by Yoshiro Mori
There is an old saying in Japan, “The people are the foundation stones, the people are the castle.” To me, this means that the people, each and every individual, are the foundation for building a nation. It seems to me, in other words, that the two things that support each of us in living out our lives, the two essential pillars of human strength, are none other than education and health.
Sadako Ogata, former United Nations High Commissioner for Refugees, together with Professor Amartya Sen of Cambridge University and some of the wisest minds from five continents, recently proposed that in this era of rapidly advancing globalization, we need a new way to look at human security. Their thinking stems from the idea that in combating the many and various crises being faced today—from wars and conflict to disease—people need to engage in comprehensive, solid, community-building. That becomes the base to empower people as individuals, enabling them to live life without losing their human dignity. In this vision of human security, good health is an absolutely essential factor.
Today, Japan has the highest average life expectancy of any country in the world, and our country has had a long and varied experience in getting to this point. This experience has been valuable in our efforts to help improve health in developing nations. For example, Japan played a big part in eradicating polio from certain areas in the western Pacific, a successful project that is especially gratifying.
Against this backdrop, I proposed the Okinawa Infectious Diseases Initiative in 2000 at the Kyushu-Okinawa G8 Summit. The proposal provided for more aggressive moves by Japan toward the eradication of communicable diseases worldwide, and, to that end, our nation pledged US$3 billion in aid to be used over the next five years in the field of health in developing nations. Later, I proposed the launch of the Human Security Commission before the international community at the 2000 Millennium Summit and then, in 2001, had the privilege of attending the UN AIDS summit as the representative of the Japanese government. The way was well paved, therefore, when the United States and Japan took a leading role in creating a Global Fund in 2002 to fight the world’s three major killer diseases: AIDS, tuberculosis, and malaria.
Japan pledged US$265 million to the newly established Global Fund, more than half of which has already been disbursed. To hear how the Global Fund has already made such concrete progress gives me great pleasure. Before this meeting, Secretary Thompson and I were able to speak, and he asked that Japan continue to support the Global Fund. I feel strongly about this as well, and I told him I would make certain to relay this to Prime Minister Koizumi.

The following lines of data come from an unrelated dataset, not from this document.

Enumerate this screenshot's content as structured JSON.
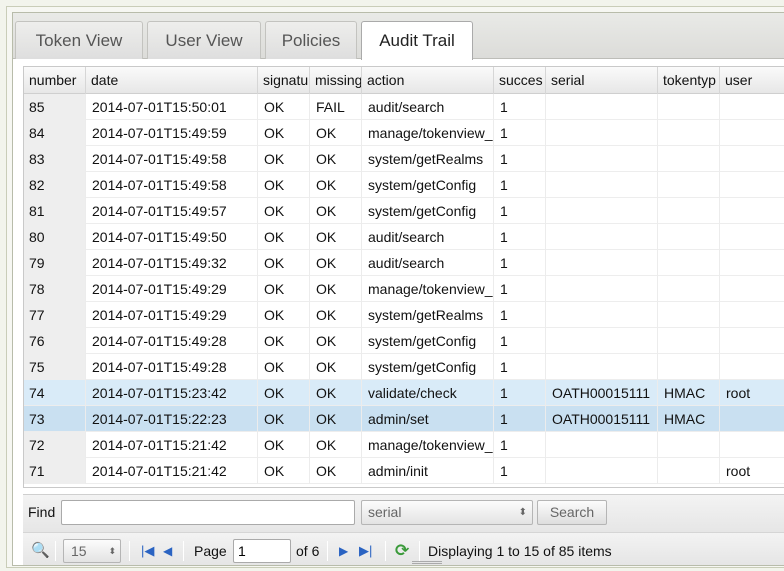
{
  "tabs": [
    {
      "label": "Token View"
    },
    {
      "label": "User View"
    },
    {
      "label": "Policies"
    },
    {
      "label": "Audit Trail"
    }
  ],
  "columns": [
    "number",
    "date",
    "signatu",
    "missing",
    "action",
    "succes",
    "serial",
    "tokentyp",
    "user"
  ],
  "rows": [
    {
      "number": "85",
      "date": "2014-07-01T15:50:01",
      "signature": "OK",
      "missing": "FAIL",
      "action": "audit/search",
      "success": "1",
      "serial": "",
      "tokentype": "",
      "user": ""
    },
    {
      "number": "84",
      "date": "2014-07-01T15:49:59",
      "signature": "OK",
      "missing": "OK",
      "action": "manage/tokenview_",
      "success": "1",
      "serial": "",
      "tokentype": "",
      "user": ""
    },
    {
      "number": "83",
      "date": "2014-07-01T15:49:58",
      "signature": "OK",
      "missing": "OK",
      "action": "system/getRealms",
      "success": "1",
      "serial": "",
      "tokentype": "",
      "user": ""
    },
    {
      "number": "82",
      "date": "2014-07-01T15:49:58",
      "signature": "OK",
      "missing": "OK",
      "action": "system/getConfig",
      "success": "1",
      "serial": "",
      "tokentype": "",
      "user": ""
    },
    {
      "number": "81",
      "date": "2014-07-01T15:49:57",
      "signature": "OK",
      "missing": "OK",
      "action": "system/getConfig",
      "success": "1",
      "serial": "",
      "tokentype": "",
      "user": ""
    },
    {
      "number": "80",
      "date": "2014-07-01T15:49:50",
      "signature": "OK",
      "missing": "OK",
      "action": "audit/search",
      "success": "1",
      "serial": "",
      "tokentype": "",
      "user": ""
    },
    {
      "number": "79",
      "date": "2014-07-01T15:49:32",
      "signature": "OK",
      "missing": "OK",
      "action": "audit/search",
      "success": "1",
      "serial": "",
      "tokentype": "",
      "user": ""
    },
    {
      "number": "78",
      "date": "2014-07-01T15:49:29",
      "signature": "OK",
      "missing": "OK",
      "action": "manage/tokenview_",
      "success": "1",
      "serial": "",
      "tokentype": "",
      "user": ""
    },
    {
      "number": "77",
      "date": "2014-07-01T15:49:29",
      "signature": "OK",
      "missing": "OK",
      "action": "system/getRealms",
      "success": "1",
      "serial": "",
      "tokentype": "",
      "user": ""
    },
    {
      "number": "76",
      "date": "2014-07-01T15:49:28",
      "signature": "OK",
      "missing": "OK",
      "action": "system/getConfig",
      "success": "1",
      "serial": "",
      "tokentype": "",
      "user": ""
    },
    {
      "number": "75",
      "date": "2014-07-01T15:49:28",
      "signature": "OK",
      "missing": "OK",
      "action": "system/getConfig",
      "success": "1",
      "serial": "",
      "tokentype": "",
      "user": ""
    },
    {
      "number": "74",
      "date": "2014-07-01T15:23:42",
      "signature": "OK",
      "missing": "OK",
      "action": "validate/check",
      "success": "1",
      "serial": "OATH00015111",
      "tokentype": "HMAC",
      "user": "root"
    },
    {
      "number": "73",
      "date": "2014-07-01T15:22:23",
      "signature": "OK",
      "missing": "OK",
      "action": "admin/set",
      "success": "1",
      "serial": "OATH00015111",
      "tokentype": "HMAC",
      "user": ""
    },
    {
      "number": "72",
      "date": "2014-07-01T15:21:42",
      "signature": "OK",
      "missing": "OK",
      "action": "manage/tokenview_",
      "success": "1",
      "serial": "",
      "tokentype": "",
      "user": ""
    },
    {
      "number": "71",
      "date": "2014-07-01T15:21:42",
      "signature": "OK",
      "missing": "OK",
      "action": "admin/init",
      "success": "1",
      "serial": "",
      "tokentype": "",
      "user": "root"
    }
  ],
  "find": {
    "label": "Find",
    "value": "",
    "field_selected": "serial",
    "search_label": "Search"
  },
  "pager": {
    "rows_per_page": "15",
    "page_label": "Page",
    "page_value": "1",
    "of_label": "of 6",
    "status": "Displaying 1 to 15 of 85 items"
  },
  "icons": {
    "find": "magnifier-icon",
    "first": "first-page-icon",
    "prev": "prev-page-icon",
    "next": "next-page-icon",
    "last": "last-page-icon",
    "refresh": "refresh-icon"
  },
  "colors": {
    "selected_row_light": "#d9ebf8",
    "selected_row": "#c9e0f1",
    "pager_icon": "#2a63c2",
    "refresh_icon": "#3a9a3a"
  }
}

Still, the road ahead in the fight against communicable diseases will be long and hard. For one thing, many of the most prevalent communicable diseases are becoming more and more difficult to deal with. The frightening resurgence of tuberculosis, for example, is due to the proliferation of multi-drug-resistant bacteria, and the same is true of malaria. As for AIDS, many people believe that AIDS is not a major problem in Asia, but according to the latest report of the Joint United Nations Programme on HIV/AIDS (February 2004), there is no more time to spare in some of the more heavily populated Asian countries, like India, China, and Indonesia. It is not too late, the report says, but if we do not act now, we face the possibility of a catastrophic AIDS outbreak in those nations. Recently, avian influenza and mad cow disease have become major problems in Japan. The fact that animal-borne diseases are not spread by the movement of people, but can be carried by birds which fly freely all around the world, is illustrative of how disease is not limited to one region or area.
With this in mind, today I would like to stress four points.
First, the crucial importance of prevention. This is especially vital in the fight against diseases like HIV/AIDS, for which there is still not yet any cure, and diseases for which drugs developed so far have lost their effectiveness. It is especially important that children and young people be taught about diseases and disease prevention, and that we take measures to prevent the transmission of HIV from mothers to infants.
the necessity of providing adequate treatment to those who have a communicable disease. This is essential if we are to prevent the further spread of multi-drug-resistant bacteria. Last year the WTO came to an agreement about patents for drugs. It was a welcome development, for it opened the way to supplying drugs at a reasonable cost under certain conditions.
My third point concerns care for people who are afflicted with a communicable disease and their families. For me, the very thought of the 11 million AIDS orphans reported in sub-Saharan Africa is heart-wrenching. This is a complex problem that requires a multi-facet approach, but one thing that should and can be done fairly quickly is to make sure that these children are given regular lunches at school.
As I mentioned to Secretary Thompson this morning, I was in second grade in elementary school when the war in Japan came to an end. I was told by other children, and even by teachers, that we would be killed or imprisoned by the American army. However, the first thing the American soldiers did when they came to Japan was to give canned milk and beef to starving Japanese children. This was a shock for us children. We would never have even dreamed that the Americans who had defeated Japan would bring us food. I think that all of us around the world can live together in this spirit. It is the responsibility of many people, of all of the politicians from countries blessed with good health, to ensure that the children of Africa are saved.